Original poem reprinted online here: "They Have a Point" by Jennifer Boyden
Originally read: July 1, 2013
More information about the Poet: Jennifer Boyden
The poem plays with perspective. On on hand there's the definition of "mystery" being played around with, and on the other, the definition of "body" is being played with.
"When the gods gave us all the holes / leading into our darkness, they planned / on our needing a mystery." With this first sentence, there's the divine is in control and creates, "holes" in the body -- reason, to create mystery for those who have bodies. Past me noted, "our darkness -- Pandora." I guess what I was trying to think of is why. The tone of the sentence is like a folktale, and so the outsider perspective is rather prominent here.
Just like the gods, "It amuses them / that what is inside the body / is more body. The same body, but different." The language here is simple, just like the perspective. What's in the hole of a body, more body.
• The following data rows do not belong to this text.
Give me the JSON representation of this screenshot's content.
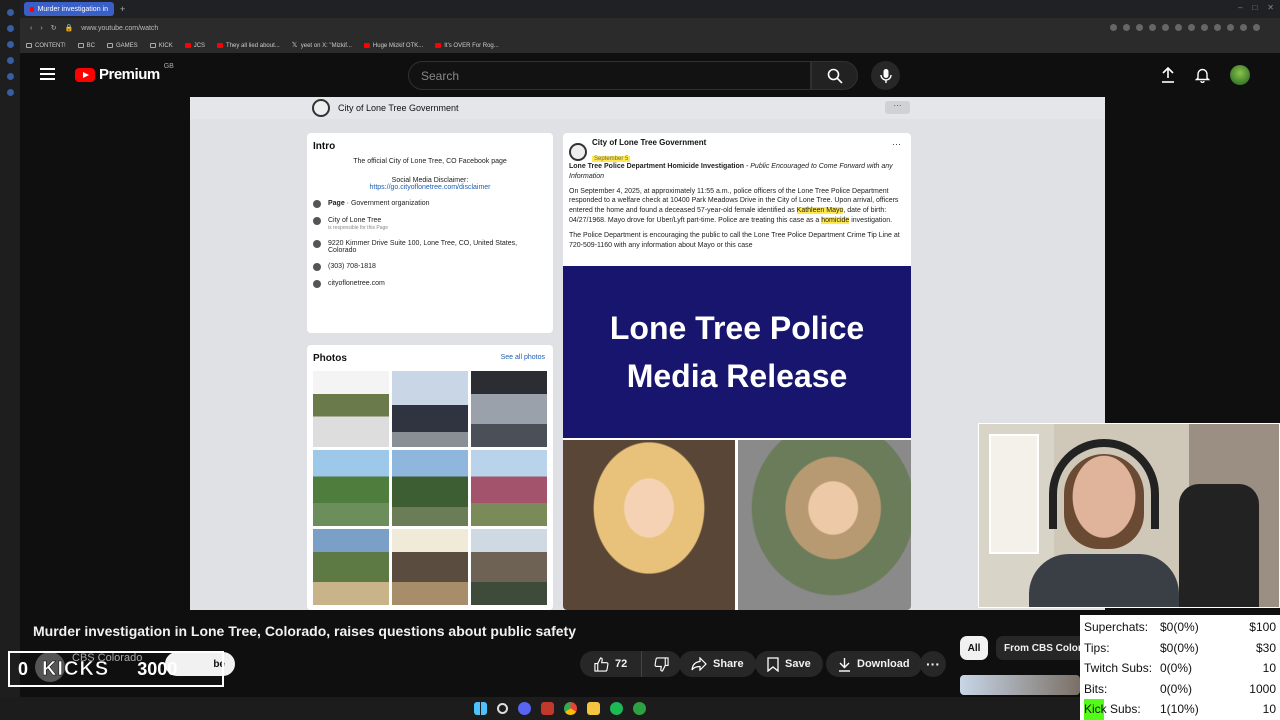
{
  "browser": {
    "tab_title": "Murder investigation in",
    "url": "www.youtube.com/watch",
    "bookmarks": [
      "CONTENT!",
      "BC",
      "GAMES",
      "KICK",
      "JCS",
      "They all lied about...",
      "yeet on X: \"Mizkif...",
      "Huge Mizkif OTK...",
      "It's OVER For Rog..."
    ]
  },
  "youtube": {
    "logo_text": "Premium",
    "region": "GB",
    "search_placeholder": "Search"
  },
  "video_frame": {
    "fb_page_name": "City of Lone Tree Government",
    "intro": {
      "heading": "Intro",
      "description": "The official City of Lone Tree, CO Facebook page",
      "disclaimer_label": "Social Media Disclaimer:",
      "disclaimer_link": "https://go.cityoflonetree.com/disclaimer",
      "page_type_label": "Page",
      "page_type": " · Government organization",
      "responsible_name": "City of Lone Tree",
      "responsible_sub": "is responsible for this Page",
      "address": "9220 Kimmer Drive Suite 100, Lone Tree, CO, United States, Colorado",
      "phone": "(303) 708-1818",
      "website": "cityoflonetree.com"
    },
    "photos": {
      "heading": "Photos",
      "see_all": "See all photos"
    },
    "post": {
      "author": "City of Lone Tree Government",
      "date": "September 5",
      "headline": "Lone Tree Police Department Homicide Investigation",
      "headline_sub": " - Public Encouraged to Come Forward with any Information",
      "p1_a": "On September 4, 2025, at approximately 11:55 a.m., police officers of the Lone Tree Police Department responded to a welfare check at 10400 Park Meadows Drive in the City of Lone Tree. Upon arrival, officers entered the home and found a deceased 57-year-old female identified as ",
      "p1_name": "Kathleen Mayo",
      "p1_b": ", date of birth: 04/27/1968. Mayo drove for Uber/Lyft part-time. Police are treating this case as a ",
      "p1_hl": "homicide",
      "p1_c": " investigation.",
      "p2": "The Police Department is encouraging the public to call the Lone Tree Police Department Crime Tip Line at 720-509-1160 with any information about Mayo or this case",
      "release_line1": "Lone Tree Police",
      "release_line2": "Media Release"
    }
  },
  "video_info": {
    "title": "Murder investigation in Lone Tree, Colorado, raises questions about public safety",
    "channel": "CBS Colorado",
    "subscribe": "be",
    "likes": "72",
    "share": "Share",
    "save": "Save",
    "download": "Download",
    "chip_all": "All",
    "chip_channel": "From CBS Colorado"
  },
  "kicks_overlay": {
    "count": "0",
    "label": "KICKS",
    "goal": "3000"
  },
  "stats_overlay": {
    "rows": [
      {
        "label": "Superchats:",
        "value": "$0(0%)",
        "goal": "$100"
      },
      {
        "label": "Tips:",
        "value": "$0(0%)",
        "goal": "$30"
      },
      {
        "label": "Twitch Subs:",
        "value": "0(0%)",
        "goal": "10"
      },
      {
        "label": "Bits:",
        "value": "0(0%)",
        "goal": "1000"
      },
      {
        "label": "Kick Subs:",
        "value": "1(10%)",
        "goal": "10"
      }
    ]
  }
}
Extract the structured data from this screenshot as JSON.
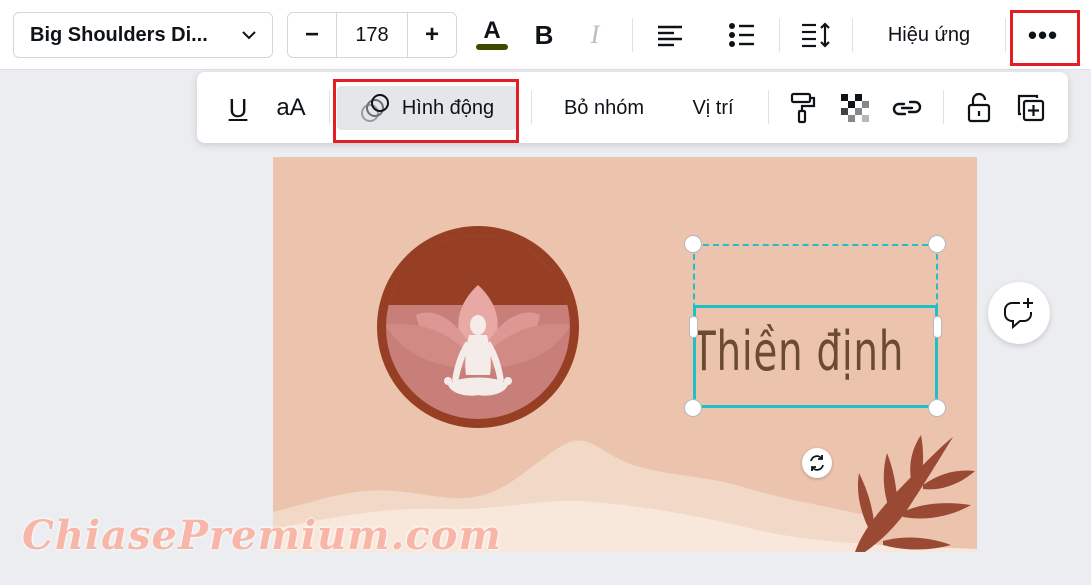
{
  "toolbar": {
    "font_name": "Big Shoulders Di...",
    "font_size": "178",
    "decrease_symbol": "−",
    "increase_symbol": "+",
    "text_color": "#3d4a00",
    "bold_label": "B",
    "italic_label": "I",
    "effects_label": "Hiệu ứng",
    "more_label": "•••"
  },
  "subtoolbar": {
    "underline_label": "U",
    "case_label": "aA",
    "animate_label": "Hình động",
    "ungroup_label": "Bỏ nhóm",
    "position_label": "Vị trí",
    "icons": [
      "paint-roller-icon",
      "transparency-icon",
      "link-icon",
      "lock-icon",
      "duplicate-icon"
    ]
  },
  "canvas": {
    "background": "#ecc4ae",
    "title_text": "Thiền định"
  },
  "watermark": "ChiasePremium.com",
  "colors": {
    "highlight_red": "#e31e24",
    "selection_cyan": "#20c0c9"
  }
}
The same but different line is meh for me. I understand that the line sets up a transition to the second stanza, but the "body is more body" line is an interesting play on tone, repetition and language that the same but different line is pretty hollow in comparison.
"They first said the bodies should be mostly moss inside / But they kept coming back to the mystery." I think what gets me here is the plural of "bodies." Why focus on multiple when the individual? I can see the singular shift to create a sense of change -- micro to macro, but I've been invested in the focus of the "holes in the body" and feel that the idea could be explored since the rhetoric, mostly, drove the poem. Anyway, the "moss inside" is the new factor that kept the "gods" and "people" amused.
The god's standpoint is explored once again with, "Though they like that moss would have kept everyone / soft and green, they decided it was best to fill each thing with itself," so the rhetoric goes back to the beginning -- holes created, body is more body. The added context of moss indicates that what's inside may not be "soft and green" -- both or one of the choices.
The last sentence brings in an analogy to the body, "Look at stones, they said. / Look at water which is like a throat of water." There could be an implication that inside is more body and well hard and liquid. Past me pointed out, "individuality as puns?"
I can see why I chose this poem -- trying to figure out the techniques used in the poem, but after rereading this poem a couple of times, I'm not too sure I'm drawn in for another look. The rhetoric doesn't draw me in, nor do the images. The diction is simple. The poem seems complacent in being.